Thursday, September 15, 2011

Screens of the day 17 - Cats

Today we are going to combine the two new tehniques: creating dynamically sized shapes filled with a procedural pattern and converting a 2D texture to an isometric texture that can be applied on the before-mentioned shapes.

Let us take this random grass texture that I found by googling "grass texture":

This is not a good texture to use because it is big and detailed and my result will be small, thus dropping a lot of detail. Still, let us try an see what we get:

Not bad! It looks like it is gaining detail rather than scaling up, but I am still not 100% happy. Let's try another random grass texture:

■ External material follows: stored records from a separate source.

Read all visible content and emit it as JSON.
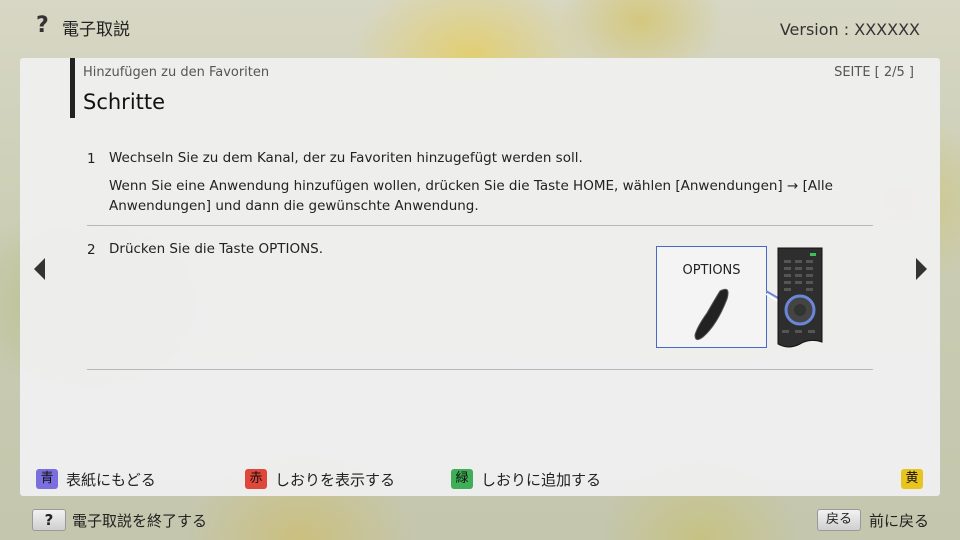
{
  "header": {
    "help_icon": "question-mark-icon",
    "app_title": "電子取説",
    "version": "Version : XXXXXX"
  },
  "panel": {
    "breadcrumb": "Hinzufügen zu den Favoriten",
    "page_counter": "SEITE [ 2/5 ]",
    "title": "Schritte"
  },
  "steps": [
    {
      "num": "1",
      "text": "Wechseln Sie zu dem Kanal, der zu Favoriten hinzugefügt werden soll.",
      "note": "Wenn Sie eine Anwendung hinzufügen wollen, drücken Sie die Taste HOME, wählen [Anwendungen] → [Alle Anwendungen] und dann die gewünschte Anwendung."
    },
    {
      "num": "2",
      "text": "Drücken Sie die Taste OPTIONS.",
      "illustration_label": "OPTIONS"
    }
  ],
  "navigation": {
    "prev_icon": "triangle-left-icon",
    "next_icon": "triangle-right-icon"
  },
  "footer_legend": {
    "blue": {
      "key": "青",
      "label": "表紙にもどる",
      "color": "#7b6fe0"
    },
    "red": {
      "key": "赤",
      "label": "しおりを表示する",
      "color": "#e0473a"
    },
    "green": {
      "key": "緑",
      "label": "しおりに追加する",
      "color": "#3fae56"
    },
    "yellow": {
      "key": "黄",
      "label": "",
      "color": "#e8c51e"
    }
  },
  "bottom_bar": {
    "help_key": "?",
    "exit_label": "電子取説を終了する",
    "back_key": "戻る",
    "back_label": "前に戻る"
  }
}
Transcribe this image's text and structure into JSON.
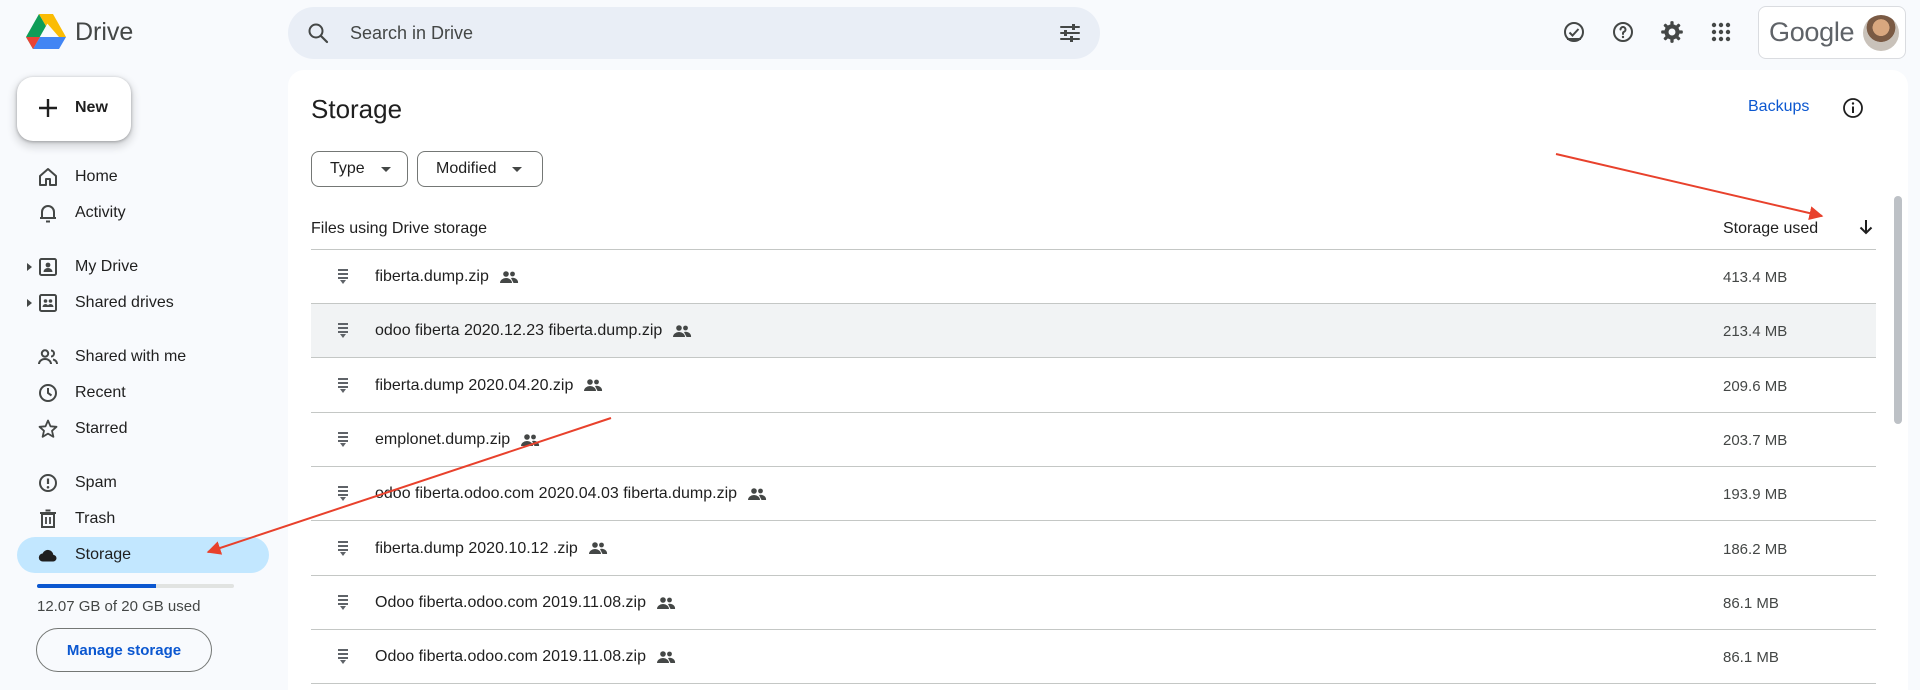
{
  "app": {
    "name": "Drive"
  },
  "search": {
    "placeholder": "Search in Drive"
  },
  "header_icons": [
    "offline-ready-icon",
    "help-icon",
    "settings-icon",
    "apps-grid-icon"
  ],
  "account": {
    "brand": "Google"
  },
  "sidebar": {
    "new_label": "New",
    "items": [
      {
        "label": "Home",
        "icon": "home-icon"
      },
      {
        "label": "Activity",
        "icon": "bell-icon"
      },
      {
        "label": "My Drive",
        "icon": "my-drive-icon"
      },
      {
        "label": "Shared drives",
        "icon": "shared-drives-icon"
      },
      {
        "label": "Shared with me",
        "icon": "people-icon"
      },
      {
        "label": "Recent",
        "icon": "clock-icon"
      },
      {
        "label": "Starred",
        "icon": "star-icon"
      },
      {
        "label": "Spam",
        "icon": "spam-icon"
      },
      {
        "label": "Trash",
        "icon": "trash-icon"
      },
      {
        "label": "Storage",
        "icon": "cloud-icon",
        "active": true
      }
    ],
    "storage": {
      "text": "12.07 GB of 20 GB used",
      "used_fraction": 0.6035
    },
    "manage_label": "Manage storage"
  },
  "main": {
    "title": "Storage",
    "backups_label": "Backups",
    "filters": [
      "Type",
      "Modified"
    ],
    "columns": {
      "name": "Files using Drive storage",
      "size": "Storage used"
    },
    "files": [
      {
        "name": "fiberta.dump.zip",
        "size": "413.4 MB"
      },
      {
        "name": "odoo fiberta 2020.12.23 fiberta.dump.zip",
        "size": "213.4 MB"
      },
      {
        "name": "fiberta.dump 2020.04.20.zip",
        "size": "209.6 MB"
      },
      {
        "name": "emplonet.dump.zip",
        "size": "203.7 MB"
      },
      {
        "name": "odoo fiberta.odoo.com 2020.04.03 fiberta.dump.zip",
        "size": "193.9 MB"
      },
      {
        "name": "fiberta.dump 2020.10.12 .zip",
        "size": "186.2 MB"
      },
      {
        "name": "Odoo fiberta.odoo.com 2019.11.08.zip",
        "size": "86.1 MB"
      },
      {
        "name": "Odoo fiberta.odoo.com 2019.11.08.zip",
        "size": "86.1 MB"
      }
    ]
  },
  "colors": {
    "accent": "#0b57d0",
    "active_nav": "#c2e7ff",
    "annotation_arrow": "#e8412c"
  }
}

Converted, it looks like this:

Something is not right there. Look carefully! I'll try a more distinct texture to better observe the behavior:

The conversion result is clearly wrong (except for the GIF pallet; GIFs use 256 colors and my images do not use pallet optimization and dithering to compensate for that). I'll illustrate this by using this cute cat:

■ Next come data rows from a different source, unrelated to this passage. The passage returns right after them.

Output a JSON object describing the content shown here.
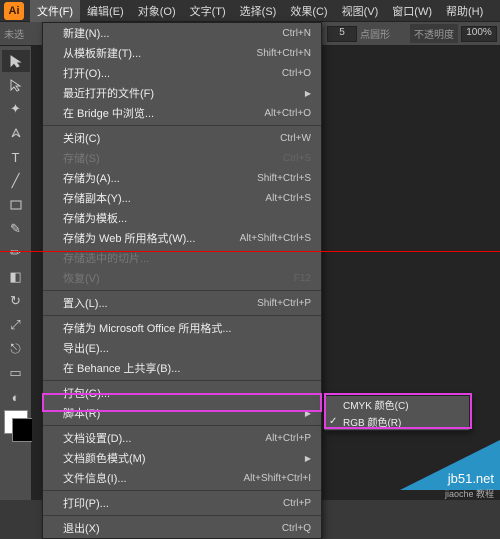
{
  "app": {
    "icon_text": "Ai",
    "untitled": "未选"
  },
  "menubar": {
    "items": [
      "文件(F)",
      "编辑(E)",
      "对象(O)",
      "文字(T)",
      "选择(S)",
      "效果(C)",
      "视图(V)",
      "窗口(W)",
      "帮助(H)"
    ]
  },
  "optionsbar": {
    "bullet": "●",
    "value": "5",
    "label": "点圆形",
    "opacity_label": "不透明度",
    "opacity_value": "100%"
  },
  "file_menu": {
    "items": [
      {
        "label": "新建(N)...",
        "shortcut": "Ctrl+N"
      },
      {
        "label": "从模板新建(T)...",
        "shortcut": "Shift+Ctrl+N"
      },
      {
        "label": "打开(O)...",
        "shortcut": "Ctrl+O"
      },
      {
        "label": "最近打开的文件(F)",
        "shortcut": "",
        "submenu": true
      },
      {
        "label": "在 Bridge 中浏览...",
        "shortcut": "Alt+Ctrl+O"
      },
      {
        "sep": true
      },
      {
        "label": "关闭(C)",
        "shortcut": "Ctrl+W"
      },
      {
        "label": "存储(S)",
        "shortcut": "Ctrl+S",
        "disabled": true
      },
      {
        "label": "存储为(A)...",
        "shortcut": "Shift+Ctrl+S"
      },
      {
        "label": "存储副本(Y)...",
        "shortcut": "Alt+Ctrl+S"
      },
      {
        "label": "存储为模板...",
        "shortcut": ""
      },
      {
        "label": "存储为 Web 所用格式(W)...",
        "shortcut": "Alt+Shift+Ctrl+S"
      },
      {
        "label": "存储选中的切片...",
        "shortcut": "",
        "disabled": true
      },
      {
        "label": "恢复(V)",
        "shortcut": "F12",
        "disabled": true
      },
      {
        "sep": true
      },
      {
        "label": "置入(L)...",
        "shortcut": "Shift+Ctrl+P"
      },
      {
        "sep": true
      },
      {
        "label": "存储为 Microsoft Office 所用格式...",
        "shortcut": ""
      },
      {
        "label": "导出(E)...",
        "shortcut": ""
      },
      {
        "label": "在 Behance 上共享(B)...",
        "shortcut": ""
      },
      {
        "sep": true
      },
      {
        "label": "打包(G)...",
        "shortcut": ""
      },
      {
        "label": "脚本(R)",
        "shortcut": "",
        "submenu": true
      },
      {
        "sep": true
      },
      {
        "label": "文档设置(D)...",
        "shortcut": "Alt+Ctrl+P"
      },
      {
        "label": "文档颜色模式(M)",
        "shortcut": "",
        "submenu": true
      },
      {
        "label": "文件信息(I)...",
        "shortcut": "Alt+Shift+Ctrl+I"
      },
      {
        "sep": true
      },
      {
        "label": "打印(P)...",
        "shortcut": "Ctrl+P"
      },
      {
        "sep": true
      },
      {
        "label": "退出(X)",
        "shortcut": "Ctrl+Q"
      }
    ]
  },
  "color_mode_submenu": {
    "items": [
      {
        "label": "CMYK 颜色(C)",
        "checked": false
      },
      {
        "label": "RGB 颜色(R)",
        "checked": true
      }
    ]
  },
  "watermark": {
    "main": "jb51.net",
    "sub": "jiaoche  教程"
  }
}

Aha! We can only see the head. There is a bug in the scaling algorithm. Let me fix it:

Normally I'd go back and fix the previous sample images, but since this blog is a lot about documenting, it is OK to document the bugs too.

The process works of course for larger sizes too: 

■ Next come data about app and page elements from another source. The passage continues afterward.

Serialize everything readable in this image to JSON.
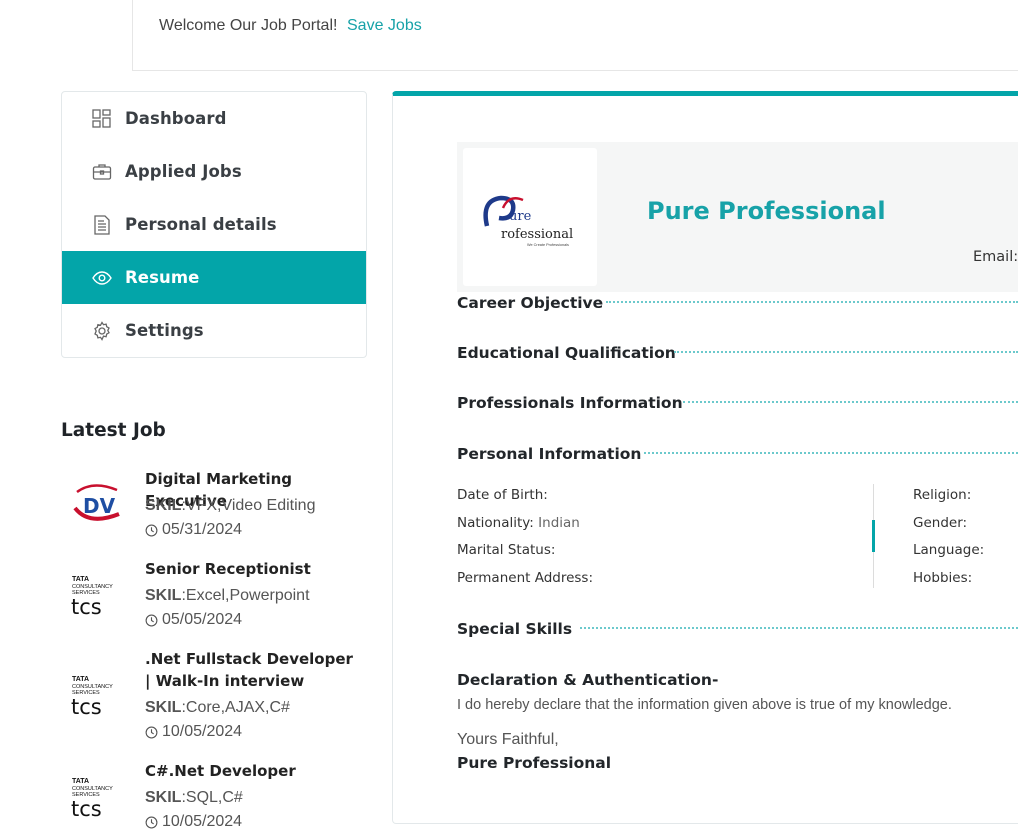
{
  "topbar": {
    "welcome": "Welcome Our Job Portal!",
    "save_jobs": "Save Jobs"
  },
  "sidebar": {
    "items": [
      {
        "label": "Dashboard",
        "icon": "dashboard-icon"
      },
      {
        "label": "Applied Jobs",
        "icon": "briefcase-icon"
      },
      {
        "label": "Personal details",
        "icon": "document-icon"
      },
      {
        "label": "Resume",
        "icon": "eye-icon",
        "active": true
      },
      {
        "label": "Settings",
        "icon": "gear-icon"
      }
    ]
  },
  "latest": {
    "title": "Latest Job",
    "skil_label": "SKIL",
    "jobs": [
      {
        "title": "Digital Marketing Executive",
        "skills": ":VFX,Video Editing",
        "date": "05/31/2024",
        "logo": "dv-logo"
      },
      {
        "title": "Senior Receptionist",
        "skills": ":Excel,Powerpoint",
        "date": "05/05/2024",
        "logo": "tcs-logo"
      },
      {
        "title": ".Net Fullstack Developer | Walk-In interview",
        "skills": ":Core,AJAX,C#",
        "date": "10/05/2024",
        "logo": "tcs-logo"
      },
      {
        "title": "C#.Net Developer",
        "skills": ":SQL,C#",
        "date": "10/05/2024",
        "logo": "tcs-logo"
      }
    ],
    "tcs_brand": {
      "line1": "TATA",
      "line2": "CONSULTANCY",
      "line3": "SERVICES",
      "mark": "tcs"
    },
    "dv_brand": "DV"
  },
  "resume": {
    "company": "Pure Professional",
    "logo_text": {
      "line1": "ure",
      "line2": "rofessional",
      "tag": "We Create Professionals"
    },
    "email_label": "Email:",
    "sections": {
      "career": "Career Objective",
      "education": "Educational Qualification",
      "professional": "Professionals Information",
      "personal": "Personal Information",
      "skills": "Special Skills",
      "declaration": "Declaration & Authentication-"
    },
    "personal": {
      "dob": "Date of Birth:",
      "nationality": "Nationality:",
      "nationality_value": "Indian",
      "marital": "Marital Status:",
      "address": "Permanent Address:",
      "religion": "Religion:",
      "gender": "Gender:",
      "language": "Language:",
      "hobbies": "Hobbies:"
    },
    "declaration_text": "I do hereby declare that the information given above is true of my knowledge.",
    "yours": "Yours Faithful,",
    "signature": "Pure Professional"
  },
  "colors": {
    "accent": "#03a5a9",
    "link": "#17a2a8",
    "dots": "#6cc9cc"
  }
}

This is why I wanted to try a 3D engine again. It comes with great flexibility and you get a lot of things for free. But I guess I will be sticking with the hard way.

The final step is to take these techniques and create the first prototype of the new and experimental Flexy engine!


  1. Is your scaling gamma correct?

  2. I have absolutely no idea. I am using homebrewed algorithms because I just can't seem to create a truly 3D engine where I could rely on tried and true algorithms and a lot of hardware support.